"Thou art not my child! Thou art no Pearl of mine!" said the mother, half playfully; for it was often the case that a sportive impulse came over her, in the midst of her deepest suffering. "Tell me, then, what thou art, and who sent thee hither?"
"Tell me, mother!" said the child, seriously, coming up to Hester, and pressing herself close to her knees. "Do thou tell me!"
"Thy Heavenly Father sent thee!" answered Hester Prynne.
But she said it with a hesitation that did not escape the acuteness of the child. Whether moved only by her ordinary freakishness, or because an evil spirit prompted her, she put up her small forefinger, and touched the scarlet letter.
"He did not send me!" cried she, positively. "I have no Heavenly Father!"
"Hush, Pearl, hush! Thou must not talk so!" answered the mother, suppressing a groan. "He sent us all into the world. He sent even me, thy mother. Then, much more, thee! Or, if not, thou strange and elfish child, whence didst thou come?"
"Tell me! Tell me!" repeated Pearl, no longer seriously, but laughing, and capering about the floor. "It is thou that must tell me!"

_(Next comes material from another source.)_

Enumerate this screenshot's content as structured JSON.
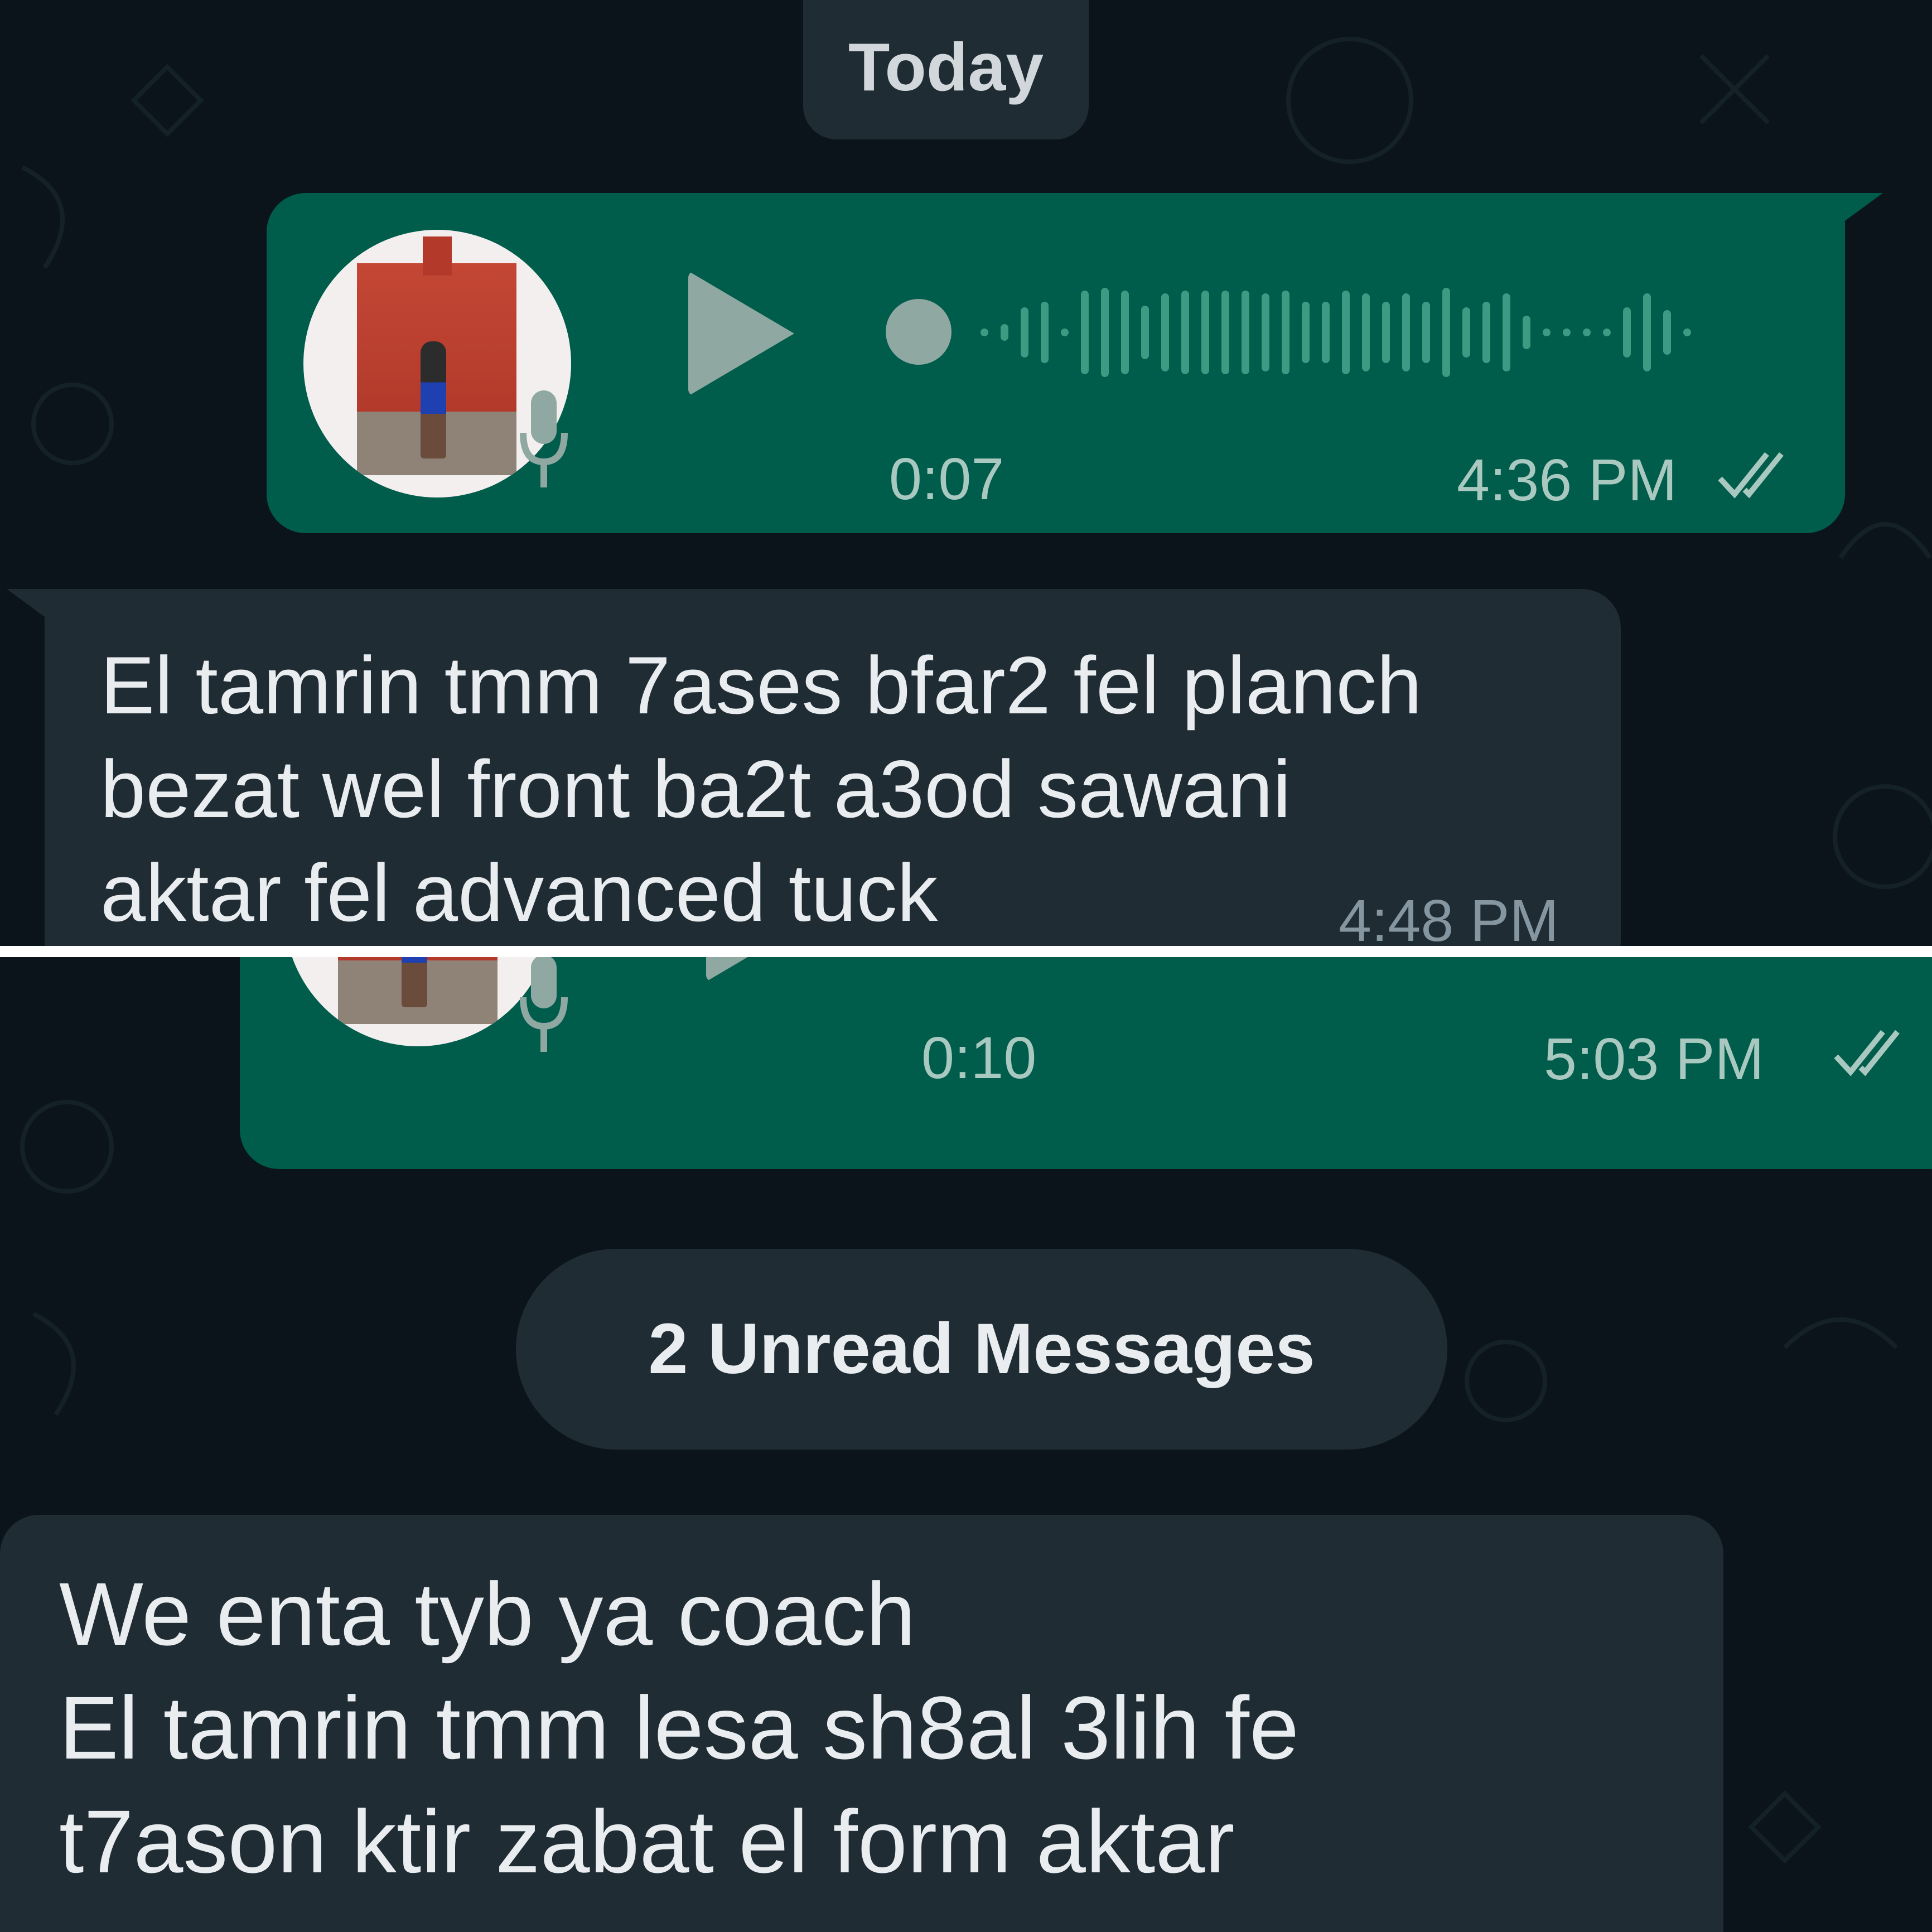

But Hester could not resolve the query, using herself in a dismal labyrinth of doubt. She remembered—betwixt a smile and a shudder—the talk of the neighbouring townspeople; who, seeking vainly elsewhere for the child's paternity, and observing some of her odd attributes, had given out that poor little Pearl was a demon offspring; such as, ever since old Catholic times, had occasionally